Scientists Find New Clues to Fighting HIV
Immune system, genetic discoveries suggest vaccine, treatment strategies
MONDAY, May 14, 2007 (HealthDay News) -- HIV uses a particularly clever mechanism to infect immune system cells, a new study finds, while a second study reveals that certain gene combinations may help slow the progression to AIDS.
Both findings point to intriguing new ways of thwarting HIV, experts say.
"Our immune systems are very effective at fighting HIV -- they are just not quite effective enough," explained Rowena Johnston, vice president of research at the Foundation for AIDS Research (amfAR) in New York City.
She believes the new insights could someday lead to interventions that boost human immune responses to the virus that causes AIDS.
In one study, published May 13 in Nature Immunology, a British team focused on a key point of contact between HIV and immune system agents called dendritic cells. These cells are found in abundance in the mucosal linings of the mouth, genitalia or rectum.
"We are interested in dendritic cells in HIV infection because when you become HIV-positive through sexual activity, they are probably the first cells that HIV encounters," said Johnston, who was not involved in the study. "So, dendritic cells are critical in determining the next step" of whether HIV infection takes hold or not, she said.
In their research, the British scientists found that HIV latches onto a particular surface receptor protein, called DC-SIGN, as it binds with the dendritic cell. That link-up triggers a biochemical signaling cascade that virtually ensures the virus' continued success, the team found.
"[We] found several idiosyncratic aspects of this signal that could favor HIV-1 replication," explained lead researcher Alison Simmons, a clinician scientist at the Weatherall Institute of Molecular Medicine in Oxford. "These include repression of factors that facilitate normal immune responses and activation of factors allowing more effective viral transmission to bystander immune cells."
As HIV grabs onto dendritic cells, it also travels to its ultimate goal, the immune T-cell. The widespread destruction of these T-cells causes the terrible immune deficiency of AIDS.
By binding with dendritic cells via DC-SIGN, HIV evades immune detection early in infection and begins its deadly spread, Simmons said. "It likely is the way in which HIV-1 gains an initial foothold in the body," she said.
The discovery opens up new opportunities for AIDS research, because the inhibition of this DC-SIGN-HIV connection "really is a prime candidate for a drug therapy target," Johnston said.
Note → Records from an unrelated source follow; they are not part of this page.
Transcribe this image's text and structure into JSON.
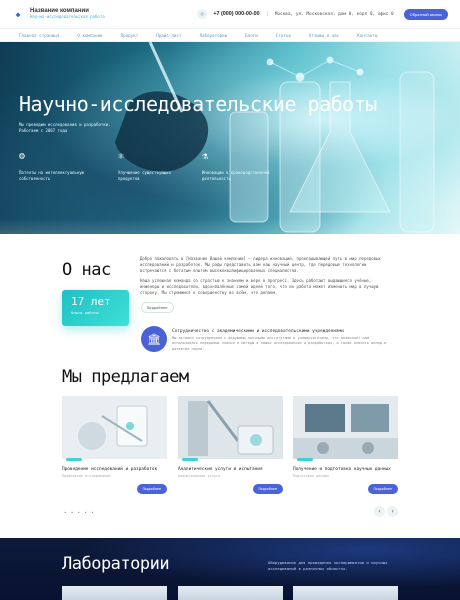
{
  "header": {
    "company_name": "Название компании",
    "company_tagline": "Научно-исследовательская работа",
    "phone": "+7 (000) 000-00-00",
    "separator": "|",
    "address": "Москва, ул. Московская, дом 0, корп 0, офис 0",
    "cta_label": "Обратный звонок",
    "phone_icon": "phone-icon"
  },
  "nav": {
    "items": [
      "Главная страница",
      "О компании",
      "Продукт",
      "Прайс-лист",
      "Лаборатории",
      "Блоги",
      "Статьи",
      "Отзывы о нас",
      "Контакты"
    ]
  },
  "hero": {
    "title": "Научно-исследовательские работы",
    "description": "Мы проводим исследования и разработки. Работаем с 2007 года",
    "features": [
      {
        "icon": "patent-icon",
        "label": "Патенты на интеллектуальную собственность"
      },
      {
        "icon": "product-icon",
        "label": "Улучшение существующих продуктов"
      },
      {
        "icon": "research-icon",
        "label": "Инновации в производственной деятельности"
      }
    ]
  },
  "about": {
    "title": "О нас",
    "years_value": "17 лет",
    "years_label": "Опыта работы",
    "paragraph1": "Добро пожаловать в [Название Вашей компании] – лидера инноваций, прокладывающей путь в мир передовых исследований и разработок. Мы рады представить вам наш научный центр, где передовые технологии встречаются с богатым опытом высококвалифицированных специалистов.",
    "paragraph2": "Наша успешная команда со страстью к знаниям и вере в прогресс. Здесь работают выдающиеся учёные, инженеры и исследователи, вдохновлённые самой идеей того, что их работа может изменить мир в лучшую сторону. Мы стремимся к совершенству во всём, что делаем.",
    "more_label": "Подробнее",
    "collab_title": "Сотрудничество с академическими и исследовательскими учреждениями",
    "collab_text": "Мы активно сотрудничаем с ведущими научными институтами и университетами, что позволяет нам использовать передовые знания и методы в наших исследованиях и разработках, а также вносить вклад в развитие науки.",
    "collab_icon": "institution-icon"
  },
  "offer": {
    "title": "Мы предлагаем",
    "cards": [
      {
        "title": "Проведение исследований и разработок",
        "subtitle": "Проведение исследований",
        "button": "Подробнее"
      },
      {
        "title": "Аналитические услуги и испытания",
        "subtitle": "Аналитические услуги",
        "button": "Подробнее"
      },
      {
        "title": "Получение и подготовка научных данных",
        "subtitle": "Подготовка данных",
        "button": "Подробнее"
      }
    ],
    "pager": "• • • • •",
    "prev_icon": "chevron-left-icon",
    "next_icon": "chevron-right-icon"
  },
  "labs": {
    "title": "Лаборатории",
    "description": "Оборудование для проведения экспериментов и научных исследований в различных областях."
  }
}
Simmons added that the finding also adds impetus to developing preventive HIV vaccines aimed at the mucosal lining.
A second study goes a long way to explain the variance in disease progression among people infected by HIV. That work, published May 13 in Nature Genetics, focused on two-gene combos that influence the workings of the human immune system as it meets up with the virus.
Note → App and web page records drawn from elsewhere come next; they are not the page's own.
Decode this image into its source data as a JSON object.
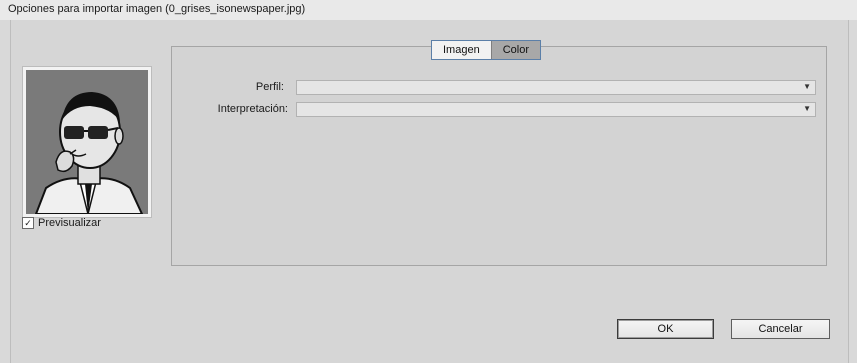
{
  "window": {
    "title": "Opciones para importar imagen (0_grises_isonewspaper.jpg)"
  },
  "preview": {
    "checkbox_label": "Previsualizar",
    "checked": true,
    "check_glyph": "✓"
  },
  "tabs": [
    {
      "label": "Imagen",
      "selected": false
    },
    {
      "label": "Color",
      "selected": true
    }
  ],
  "fields": {
    "profile": {
      "label": "Perfil:",
      "value": ""
    },
    "interpretation": {
      "label": "Interpretación:",
      "value": ""
    }
  },
  "icons": {
    "dropdown": "chevron-down-icon",
    "dropdown_glyph": "▼"
  },
  "buttons": {
    "ok": "OK",
    "cancel": "Cancelar"
  }
}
Comparing the genes of more than 1,500 HIV-positive individuals, a team led by Mary Carrington, principal investigator at the U.S. National Cancer Institute and SAIC in Frederick, Md., found that particular combinations of two genes -- KIR3DL1 and HLA-B -- confer some protection against AIDS progression.
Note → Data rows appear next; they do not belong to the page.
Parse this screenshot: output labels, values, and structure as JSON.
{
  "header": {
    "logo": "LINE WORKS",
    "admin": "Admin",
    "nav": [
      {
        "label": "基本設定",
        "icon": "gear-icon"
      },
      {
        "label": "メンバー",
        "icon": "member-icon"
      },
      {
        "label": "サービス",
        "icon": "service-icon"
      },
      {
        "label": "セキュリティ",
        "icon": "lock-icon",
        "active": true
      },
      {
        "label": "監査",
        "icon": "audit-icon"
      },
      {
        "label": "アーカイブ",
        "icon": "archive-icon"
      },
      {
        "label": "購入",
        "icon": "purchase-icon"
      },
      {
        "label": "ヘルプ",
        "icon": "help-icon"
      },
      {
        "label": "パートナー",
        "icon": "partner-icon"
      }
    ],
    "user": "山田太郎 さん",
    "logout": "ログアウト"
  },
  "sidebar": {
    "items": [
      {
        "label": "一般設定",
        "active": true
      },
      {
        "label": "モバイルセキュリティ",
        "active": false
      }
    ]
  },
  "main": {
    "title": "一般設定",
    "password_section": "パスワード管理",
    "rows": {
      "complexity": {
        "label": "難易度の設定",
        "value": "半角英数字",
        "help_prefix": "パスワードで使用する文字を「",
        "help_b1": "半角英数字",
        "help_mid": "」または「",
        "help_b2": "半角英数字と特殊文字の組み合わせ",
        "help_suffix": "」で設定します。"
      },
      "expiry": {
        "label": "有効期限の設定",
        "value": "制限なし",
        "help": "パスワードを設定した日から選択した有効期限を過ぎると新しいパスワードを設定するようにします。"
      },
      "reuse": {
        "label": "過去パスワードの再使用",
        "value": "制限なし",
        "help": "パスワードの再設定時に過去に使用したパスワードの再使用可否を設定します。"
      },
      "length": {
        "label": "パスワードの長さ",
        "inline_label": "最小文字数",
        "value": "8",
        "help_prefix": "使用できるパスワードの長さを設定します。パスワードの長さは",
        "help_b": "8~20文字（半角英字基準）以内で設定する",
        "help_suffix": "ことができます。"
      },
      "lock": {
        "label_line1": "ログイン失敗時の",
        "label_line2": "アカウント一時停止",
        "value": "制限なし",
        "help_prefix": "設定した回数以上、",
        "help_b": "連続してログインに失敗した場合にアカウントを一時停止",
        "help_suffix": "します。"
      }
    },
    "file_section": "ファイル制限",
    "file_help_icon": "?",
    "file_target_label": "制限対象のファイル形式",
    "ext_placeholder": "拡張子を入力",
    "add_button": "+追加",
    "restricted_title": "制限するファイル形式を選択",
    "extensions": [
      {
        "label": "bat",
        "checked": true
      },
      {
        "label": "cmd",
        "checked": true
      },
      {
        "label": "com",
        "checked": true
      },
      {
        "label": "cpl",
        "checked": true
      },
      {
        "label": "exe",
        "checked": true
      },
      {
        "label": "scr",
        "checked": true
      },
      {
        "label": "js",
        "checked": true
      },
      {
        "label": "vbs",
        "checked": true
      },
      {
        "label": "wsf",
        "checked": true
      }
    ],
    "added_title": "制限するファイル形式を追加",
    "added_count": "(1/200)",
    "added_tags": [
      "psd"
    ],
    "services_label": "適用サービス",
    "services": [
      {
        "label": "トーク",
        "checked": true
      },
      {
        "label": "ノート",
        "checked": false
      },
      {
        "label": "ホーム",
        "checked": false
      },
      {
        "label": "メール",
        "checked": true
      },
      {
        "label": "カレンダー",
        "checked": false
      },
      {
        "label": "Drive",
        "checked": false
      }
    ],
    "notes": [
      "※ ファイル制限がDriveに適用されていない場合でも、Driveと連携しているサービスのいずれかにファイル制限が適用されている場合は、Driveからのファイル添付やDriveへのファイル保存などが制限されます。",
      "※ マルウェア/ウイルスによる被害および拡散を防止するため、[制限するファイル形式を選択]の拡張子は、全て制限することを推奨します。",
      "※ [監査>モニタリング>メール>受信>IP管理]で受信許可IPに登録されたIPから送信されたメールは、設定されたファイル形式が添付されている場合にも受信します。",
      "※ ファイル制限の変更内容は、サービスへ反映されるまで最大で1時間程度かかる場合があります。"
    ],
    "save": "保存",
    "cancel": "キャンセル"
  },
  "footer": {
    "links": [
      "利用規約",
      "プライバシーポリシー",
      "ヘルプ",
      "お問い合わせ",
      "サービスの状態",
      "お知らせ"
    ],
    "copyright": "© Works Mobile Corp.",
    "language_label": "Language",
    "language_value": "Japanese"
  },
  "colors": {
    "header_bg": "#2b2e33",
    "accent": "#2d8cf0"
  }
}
"The variation in those two genes can explain why some people are doing better than others," Carrington said. "There are many combinations of these two genes, and depending on the combination that you have, it's either greater or lesser protection."
KIR3DL1 genes are active on natural killer (NK) cells, which swing into action as part of the "innate" immune system -- the body's less-specific but more immediate line of defense against invading pathogens.
If you get a scratch, for example, "you'll see the area immediately get red and feel warm to the touch -- that's the innate immune system," Johnston explained. Unlike the more targeted "adaptive" immune system, which vaccines take advantage of, this innate system "doesn't need any training," she said. "It recognizes that HIV is a 'foreign thing' and that it should be fought."
The innate system is a rather blunt instrument, though, so it typically doesn't spot and kill all the HIV. "It's a first step," Johnston said. Later on, more efficient "adaptive" immune system cells, such as T-cells, can mop up HIV -- unless, as happens in AIDS, the virus takes them over first.
In the new study, Carrington's team discovered that certain gene combinations confer a more robust "innate" NK cell response, and that response may also help boost the efficiency of adaptive immune system T-cells.
NK cells "are going to start killing HIV-infected cells before cytotoxic T-cells come around," Simmons said. "They appear earlier in the process, and that's why we think that people who have the good [gene] combinations have a jump-start -- they are controlling the virus before you generate the adaptive immune response."
While the discovery has no immediate therapeutic applications, "one thing that we can think about is, can we somehow treat the individual in some way to stimulate NK cell activity early after infection?" Carrington said. In such a situation, "timing is everything," she said.
Johnston said she was also impressed by the connection Carrington's team found between the innate and adaptive immune systems, mediated, in part, by these two genes. "That point of contact may vastly influence your course of HIV," she said.
For more on the fight against HIV/AIDS, visit amfAR.